I am sure that by now everyone in Raleigh is aware of the Hillsboro St. reconstruction project currently underway along NC State University’s primary business thoroughfare, all the way from Oberlin Rd. out to Brooks Ave. For the past year, cars and pedestrians alike have navigated broken pavement and a clutter of orange and white traffic cones, barrels and barricades, all the while dodging giant earthmoving equipment. However, most people probably are not aware that until the late 1920s that stretch of street was primarily a residential district. In 1939 Hillsboro’s first major commercial building — the ManMur Bowling Center — was erected in the 2500 block.
The ManMur Bowling Center in 1940, when it was new. Notice how sparsely built up the block was then. (Photo courtesy the NC Office of Archives and History, State Archives.)
Designed in a vernacular interpretation of the then fashionable ‘art moderne’ style and faced with polished glass panels, it was built on the vacant block formerly occupied by the main building of the state fairgrounds. Hillsboro St. lore holds that the name ‘ManMur’ was derived from the supposed fact the structure sat on the geographic spot exactly midway between Manteo and Murphy — the eastern and western extremities of North Carolina. The principal tenant of the large one-story brick building — we would call it a strip shopping center today — was the bowling alley, and was flanked by four store fronts and a restaurant. Among the first tenants were the ManMur Shoe Shop and ManMur Barber Shop. The State Beauty Shop and the ManMur Soda Shop soon joined the assemblage of businesses.

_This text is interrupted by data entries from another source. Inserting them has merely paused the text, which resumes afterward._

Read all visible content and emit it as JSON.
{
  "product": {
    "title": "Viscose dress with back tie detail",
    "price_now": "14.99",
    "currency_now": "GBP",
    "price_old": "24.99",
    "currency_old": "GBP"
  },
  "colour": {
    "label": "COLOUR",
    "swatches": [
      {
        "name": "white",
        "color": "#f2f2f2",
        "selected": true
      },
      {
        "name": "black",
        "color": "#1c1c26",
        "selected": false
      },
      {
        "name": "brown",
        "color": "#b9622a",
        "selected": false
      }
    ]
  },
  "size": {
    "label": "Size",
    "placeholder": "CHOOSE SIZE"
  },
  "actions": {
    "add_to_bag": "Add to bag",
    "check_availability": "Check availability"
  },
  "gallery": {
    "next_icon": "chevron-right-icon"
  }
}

Another view of the ManMur Bowling Center in 1940. Notice the barber pole standing in front of the ManMur Barber Shop. The Town House Restaurant is on the right. (Photo courtesy the NC Office of Archives and History, State Archives.)
ManMur became a familiar Hillsboro St. landmark for twenty years. Then, on March 4, 1959, a devastating fire destroyed the Bowling Center. The N&O reported at the time that the fire was “first discovered … by an unidentified little boy who said he smelled smoke…” The manager told the reporter “‘ [I] looked under the seat next to the wall and it looked like someone had thrown a cigarette under the seat. I got a bucket of water and poured it under the seat and when I straightened up, fire was coming through the walls.’” The 200 or so people inside “got out of the building quickly, [and] within minutes after the alarm was turned in, the blaze [had] spread” to the adjoining businesses. Nearby residents hosed down their roofs “as a precaution against flying firebrands being carried by the wind. …The fast-spreading” conflagration threatened the entire block, as the fire department “battled the blaze, cheered on by thousands of State College students, for two hours before bringing it under control.” The building was a total loss, with damages estimated from “several hundred thousand dollars to over a million.”
Western Lanes bowling alley (recently renamed ‘The Alley’) was built in 1960 on the site of the ManMur Bowling Center. I find it somewhat ironic that, as the 1939 building was designed in the art moderne style fashionable then, its replacement is a vernacular interpretation of the modernist style popular during its own era.
Within a year of the fire, a new bowling alley, renamed “Western Lanes,” was rebuilt on the same site. Also in 1960, the ManMur Shopping Center reopened down the street in a new building near the corner of Hillsboro and Gardner streets — the ManMur Shoe Shop and ManMur Barber Shop relocated to the new site, and remain there to this day.
ManMur Shopping Center was built in 1960.
Now, I don’t know whether the original ManMur Bowling Center was really the actual geographic mid-point between the eastern and western extremities of North Carolina, or not; but one thing I do know for certain is that ManMur is now a couple blocks closer to Murphy.
The ManMur Shoe Shop
The ManMur Barber Shop